(Recorded data Opens)

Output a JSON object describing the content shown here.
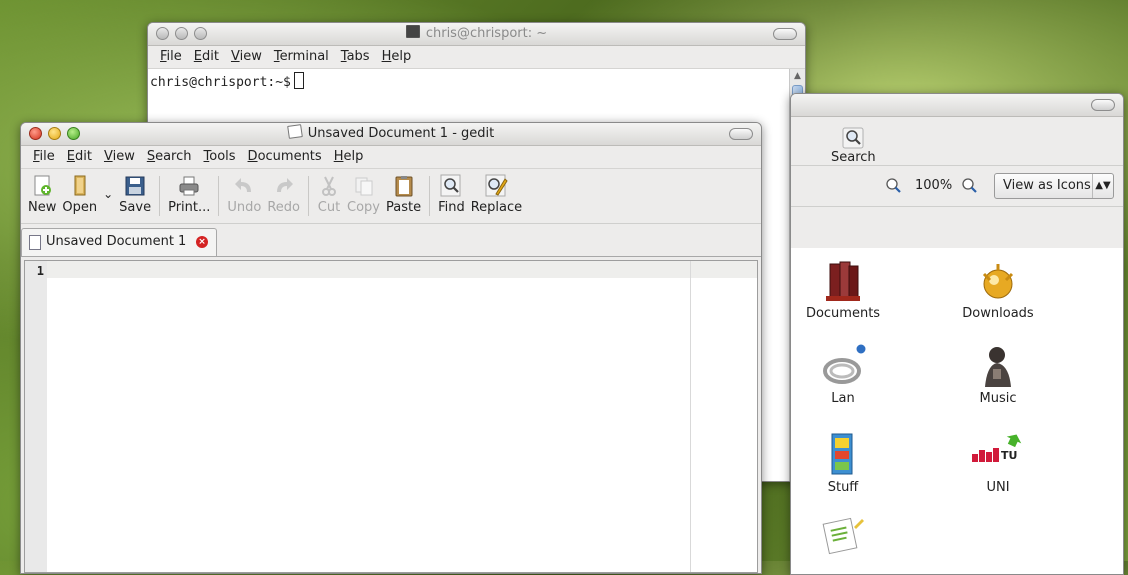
{
  "terminal": {
    "title": "chris@chrisport: ~",
    "menu": [
      "File",
      "Edit",
      "View",
      "Terminal",
      "Tabs",
      "Help"
    ],
    "prompt": "chris@chrisport:~$"
  },
  "filemanager": {
    "search_label": "Search",
    "zoom_level": "100%",
    "view_mode": "View as Icons",
    "items": [
      {
        "label": "Documents"
      },
      {
        "label": "Downloads"
      },
      {
        "label": "Lan"
      },
      {
        "label": "Music"
      },
      {
        "label": "Stuff"
      },
      {
        "label": "UNI"
      }
    ],
    "uni_logo_text": "TU"
  },
  "gedit": {
    "title": "Unsaved Document 1 - gedit",
    "menu": [
      "File",
      "Edit",
      "View",
      "Search",
      "Tools",
      "Documents",
      "Help"
    ],
    "toolbar": {
      "new": "New",
      "open": "Open",
      "save": "Save",
      "print": "Print...",
      "undo": "Undo",
      "redo": "Redo",
      "cut": "Cut",
      "copy": "Copy",
      "paste": "Paste",
      "find": "Find",
      "replace": "Replace"
    },
    "tab_label": "Unsaved Document 1",
    "line_number": "1"
  }
}
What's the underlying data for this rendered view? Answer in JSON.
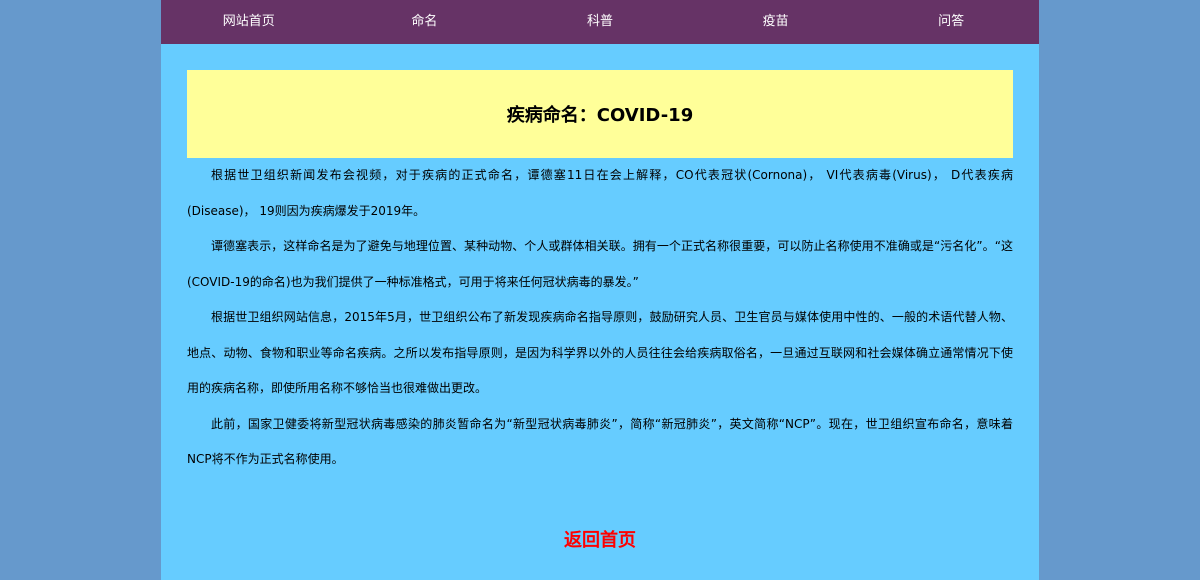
{
  "nav": {
    "items": [
      {
        "label": "网站首页"
      },
      {
        "label": "命名"
      },
      {
        "label": "科普"
      },
      {
        "label": "疫苗"
      },
      {
        "label": "问答"
      }
    ]
  },
  "article": {
    "title": "疾病命名：COVID-19",
    "paragraphs": [
      "根据世卫组织新闻发布会视频，对于疾病的正式命名，谭德塞11日在会上解释，CO代表冠状(Cornona)， VI代表病毒(Virus)， D代表疾病(Disease)， 19则因为疾病爆发于2019年。",
      "谭德塞表示，这样命名是为了避免与地理位置、某种动物、个人或群体相关联。拥有一个正式名称很重要，可以防止名称使用不准确或是“污名化”。“这(COVID-19的命名)也为我们提供了一种标准格式，可用于将来任何冠状病毒的暴发。”",
      "根据世卫组织网站信息，2015年5月，世卫组织公布了新发现疾病命名指导原则，鼓励研究人员、卫生官员与媒体使用中性的、一般的术语代替人物、地点、动物、食物和职业等命名疾病。之所以发布指导原则，是因为科学界以外的人员往往会给疾病取俗名，一旦通过互联网和社会媒体确立通常情况下使用的疾病名称，即使所用名称不够恰当也很难做出更改。",
      "此前，国家卫健委将新型冠状病毒感染的肺炎暂命名为“新型冠状病毒肺炎”，简称“新冠肺炎”，英文简称“NCP”。现在，世卫组织宣布命名，意味着NCP将不作为正式名称使用。"
    ]
  },
  "footer": {
    "back_label": "返回首页"
  },
  "colors": {
    "background": "#6699cc",
    "page": "#66ccff",
    "nav": "#663366",
    "title_box": "#ffff99",
    "back_link": "#ff0000"
  }
}
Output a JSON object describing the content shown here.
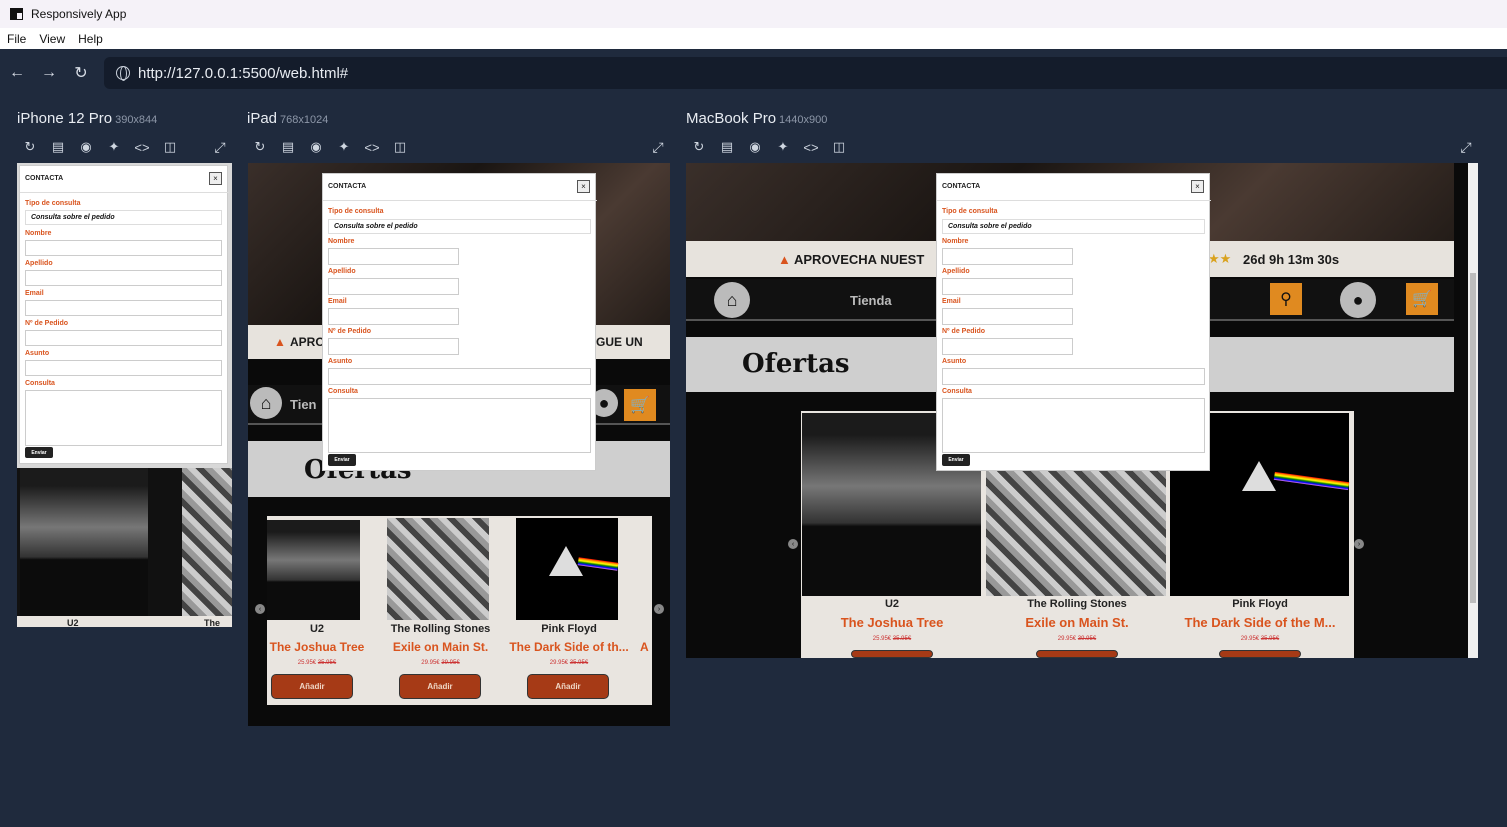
{
  "app": {
    "title": "Responsively App"
  },
  "menu": {
    "file": "File",
    "view": "View",
    "help": "Help"
  },
  "address": {
    "url": "http://127.0.0.1:5500/web.html#"
  },
  "devices": [
    {
      "name": "iPhone 12 Pro",
      "res": "390x844"
    },
    {
      "name": "iPad",
      "res": "768x1024"
    },
    {
      "name": "MacBook Pro",
      "res": "1440x900"
    }
  ],
  "site": {
    "banner_ipad_left": "APRO",
    "banner_ipad_right": "GUE UN",
    "banner_mac_left": "APROVECHA NUEST",
    "banner_mac_right": "26d 9h 13m 30s",
    "nav_tienda": "Tienda",
    "nav_tienda_ipad": "Tien",
    "ofertas": "Ofertas",
    "ofertas_ipad": "Ofertas",
    "products": [
      {
        "artist": "U2",
        "album": "The Joshua Tree",
        "price": "25.95€",
        "old": "35.95€"
      },
      {
        "artist": "The Rolling Stones",
        "album": "Exile on Main St.",
        "price": "29.95€",
        "old": "39.95€"
      },
      {
        "artist": "Pink Floyd",
        "album": "The Dark Side of the M...",
        "price": "29.95€",
        "old": "35.95€"
      }
    ],
    "iphone_product_artist": "U2",
    "iphone_product_artist_2": "The",
    "ipad_album_3": "The Dark Side of th...",
    "ipad_album_4": "A",
    "add_label": "Añadir"
  },
  "modal": {
    "title": "CONTACTA",
    "close": "×",
    "tipo_label": "Tipo de consulta",
    "tipo_value": "Consulta sobre el pedido",
    "nombre_label": "Nombre",
    "apellido_label": "Apellido",
    "email_label": "Email",
    "pedido_label": "Nº de Pedido",
    "asunto_label": "Asunto",
    "consulta_label": "Consulta",
    "send": "Enviar"
  },
  "colors": {
    "accent": "#d9541e",
    "background": "#1f2a3d",
    "urlbar": "#141c2b"
  }
}
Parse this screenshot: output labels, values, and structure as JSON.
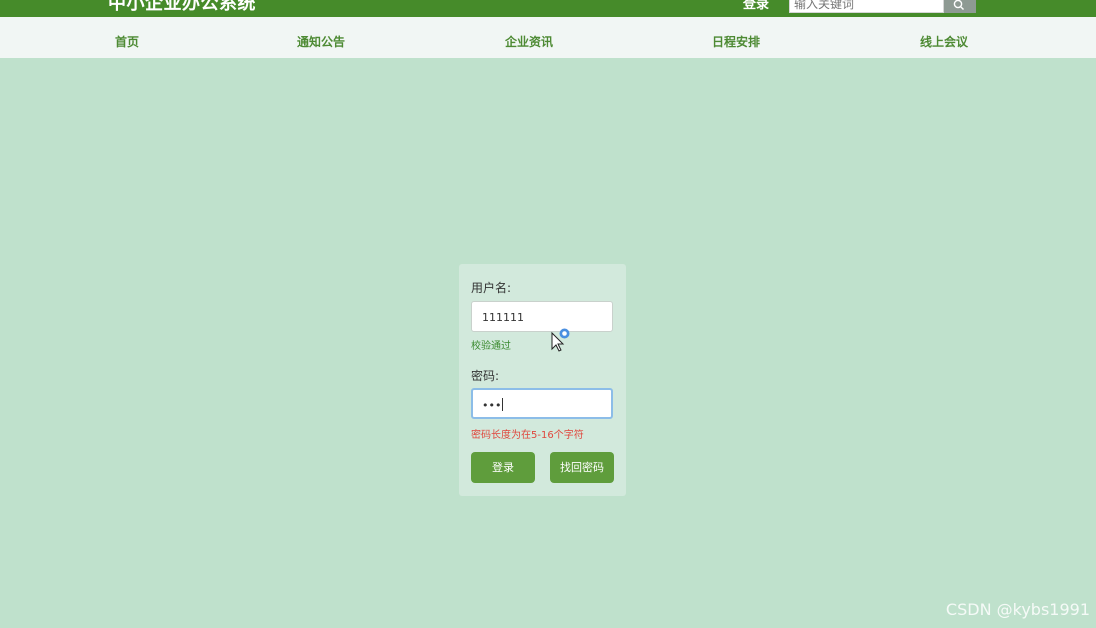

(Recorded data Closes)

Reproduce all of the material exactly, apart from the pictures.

Output a JSON object describing the content shown here.
{
  "terminal": {
    "title": "chris@chrisport: ~",
    "menu": [
      "File",
      "Edit",
      "View",
      "Terminal",
      "Tabs",
      "Help"
    ],
    "prompt": "chris@chrisport:~$"
  },
  "filemanager": {
    "search_label": "Search",
    "zoom_level": "100%",
    "view_mode": "View as Icons",
    "items": [
      {
        "label": "Documents"
      },
      {
        "label": "Downloads"
      },
      {
        "label": "Lan"
      },
      {
        "label": "Music"
      },
      {
        "label": "Stuff"
      },
      {
        "label": "UNI"
      }
    ],
    "uni_logo_text": "TU"
  },
  "gedit": {
    "title": "Unsaved Document 1 - gedit",
    "menu": [
      "File",
      "Edit",
      "View",
      "Search",
      "Tools",
      "Documents",
      "Help"
    ],
    "toolbar": {
      "new": "New",
      "open": "Open",
      "save": "Save",
      "print": "Print...",
      "undo": "Undo",
      "redo": "Redo",
      "cut": "Cut",
      "copy": "Copy",
      "paste": "Paste",
      "find": "Find",
      "replace": "Replace"
    },
    "tab_label": "Unsaved Document 1",
    "line_number": "1"
  }
}
What's the underlying data for this rendered view? Answer in JSON.
{
  "nav": {
    "items": [
      {
        "label": "网站首页"
      },
      {
        "label": "命名"
      },
      {
        "label": "科普"
      },
      {
        "label": "疫苗"
      },
      {
        "label": "问答"
      }
    ]
  },
  "article": {
    "title": "疾病命名：COVID-19",
    "paragraphs": [
      "根据世卫组织新闻发布会视频，对于疾病的正式命名，谭德塞11日在会上解释，CO代表冠状(Cornona)， VI代表病毒(Virus)， D代表疾病(Disease)， 19则因为疾病爆发于2019年。",
      "谭德塞表示，这样命名是为了避免与地理位置、某种动物、个人或群体相关联。拥有一个正式名称很重要，可以防止名称使用不准确或是“污名化”。“这(COVID-19的命名)也为我们提供了一种标准格式，可用于将来任何冠状病毒的暴发。”",
      "根据世卫组织网站信息，2015年5月，世卫组织公布了新发现疾病命名指导原则，鼓励研究人员、卫生官员与媒体使用中性的、一般的术语代替人物、地点、动物、食物和职业等命名疾病。之所以发布指导原则，是因为科学界以外的人员往往会给疾病取俗名，一旦通过互联网和社会媒体确立通常情况下使用的疾病名称，即使所用名称不够恰当也很难做出更改。",
      "此前，国家卫健委将新型冠状病毒感染的肺炎暂命名为“新型冠状病毒肺炎”，简称“新冠肺炎”，英文简称“NCP”。现在，世卫组织宣布命名，意味着NCP将不作为正式名称使用。"
    ]
  },
  "footer": {
    "back_label": "返回首页"
  },
  "colors": {
    "background": "#6699cc",
    "page": "#66ccff",
    "nav": "#663366",
    "title_box": "#ffff99",
    "back_link": "#ff0000"
  }
}
Output a JSON object describing the content shown here.
{
  "app": {
    "title": "Responsively App"
  },
  "menu": {
    "file": "File",
    "view": "View",
    "help": "Help"
  },
  "address": {
    "url": "http://127.0.0.1:5500/web.html#"
  },
  "devices": [
    {
      "name": "iPhone 12 Pro",
      "res": "390x844"
    },
    {
      "name": "iPad",
      "res": "768x1024"
    },
    {
      "name": "MacBook Pro",
      "res": "1440x900"
    }
  ],
  "site": {
    "banner_ipad_left": "APRO",
    "banner_ipad_right": "GUE UN",
    "banner_mac_left": "APROVECHA NUEST",
    "banner_mac_right": "26d 9h 13m 30s",
    "nav_tienda": "Tienda",
    "nav_tienda_ipad": "Tien",
    "ofertas": "Ofertas",
    "ofertas_ipad": "Ofertas",
    "products": [
      {
        "artist": "U2",
        "album": "The Joshua Tree",
        "price": "25.95€",
        "old": "35.95€"
      },
      {
        "artist": "The Rolling Stones",
        "album": "Exile on Main St.",
        "price": "29.95€",
        "old": "39.95€"
      },
      {
        "artist": "Pink Floyd",
        "album": "The Dark Side of the M...",
        "price": "29.95€",
        "old": "35.95€"
      }
    ],
    "iphone_product_artist": "U2",
    "iphone_product_artist_2": "The",
    "ipad_album_3": "The Dark Side of th...",
    "ipad_album_4": "A",
    "add_label": "Añadir"
  },
  "modal": {
    "title": "CONTACTA",
    "close": "×",
    "tipo_label": "Tipo de consulta",
    "tipo_value": "Consulta sobre el pedido",
    "nombre_label": "Nombre",
    "apellido_label": "Apellido",
    "email_label": "Email",
    "pedido_label": "Nº de Pedido",
    "asunto_label": "Asunto",
    "consulta_label": "Consulta",
    "send": "Enviar"
  },
  "colors": {
    "accent": "#d9541e",
    "background": "#1f2a3d",
    "urlbar": "#141c2b"
  }
}
Parse this screenshot: output labels, values, and structure as JSON.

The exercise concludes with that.